June 20, 2021
This year, the COVID-19 pandemic poses an additional threat to refugees and displaced people, who are among the most vulnerable. My recent Policy Brief on COVID-19 and People on the Move called on governments to ensure that they are included in all response and recovery efforts.
UN Secretary-General António Guterres
2020 Theme: Every Action Counts
The COVID-19 pandemic and the recent anti-racism protests have shown us how desperately we need to fight for a more inclusive and equal world: a world where no one is left behind. It has never been clearer that all of us have a role to play in order to bring about change. Everyone can make a difference. This is at the heart of UNHCR’s World Refugee Day campaign. This year, we aim to remind the world that everyone, including refugees, can contribute to society and Every Action Counts in the effort to create a more just, inclusive, and equal world.
Every minute 20 people leave everything behind to escape war, persecution or terror. There are several types of forcibly displaced persons:
A refugee is someone who fled his or her home and country owing to “a well-founded fear of persecution because of his/her race, religion, nationality, membership in a particular social group, or political opinion”, according to the United Nations 1951 Refugee Convention. Many refugees are in exile to escape the effects of natural or human-made disasters.
Asylum seekers say they are refugees and have fled their homes as refugees do, but their claim to refugee status is not yet definitively evaluated in the country to which they fled.
Internally Displaced Persons
Internally Displaced Persons (IDPs) are people who have not crossed an international border but have moved to a different region than the one they call home within their own country.
Stateless persons do not have a recognized nationality and do not belong to any country.
Statelessness situations are usually caused by discrimination against certain groups. Their lack of identification — a citizenship certificate — can exclude them from access to important government services, including health care, education or employment.
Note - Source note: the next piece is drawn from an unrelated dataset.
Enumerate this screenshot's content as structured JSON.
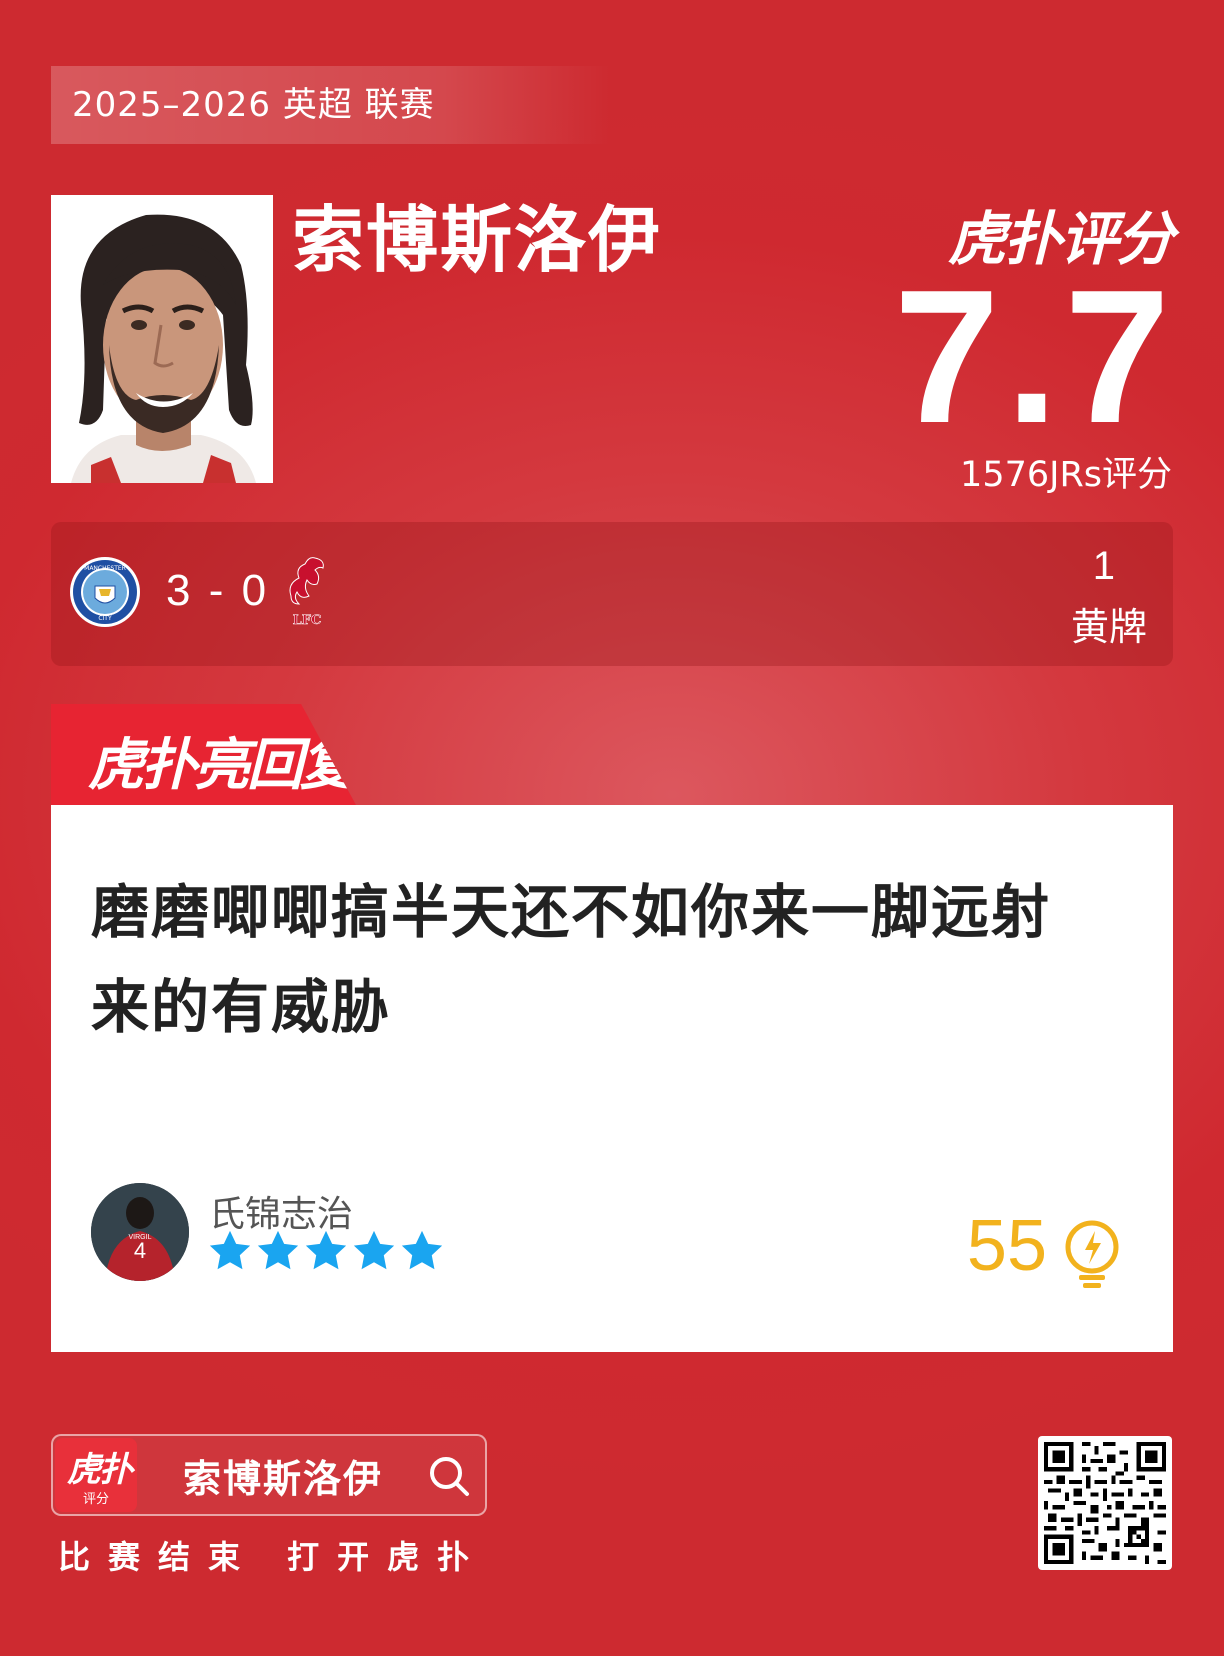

Returnees are former refugees who return to their own countries or regions of origin after time in exile. Returnees need continuous support and reintegration assistance to ensure that they can rebuild their lives at home.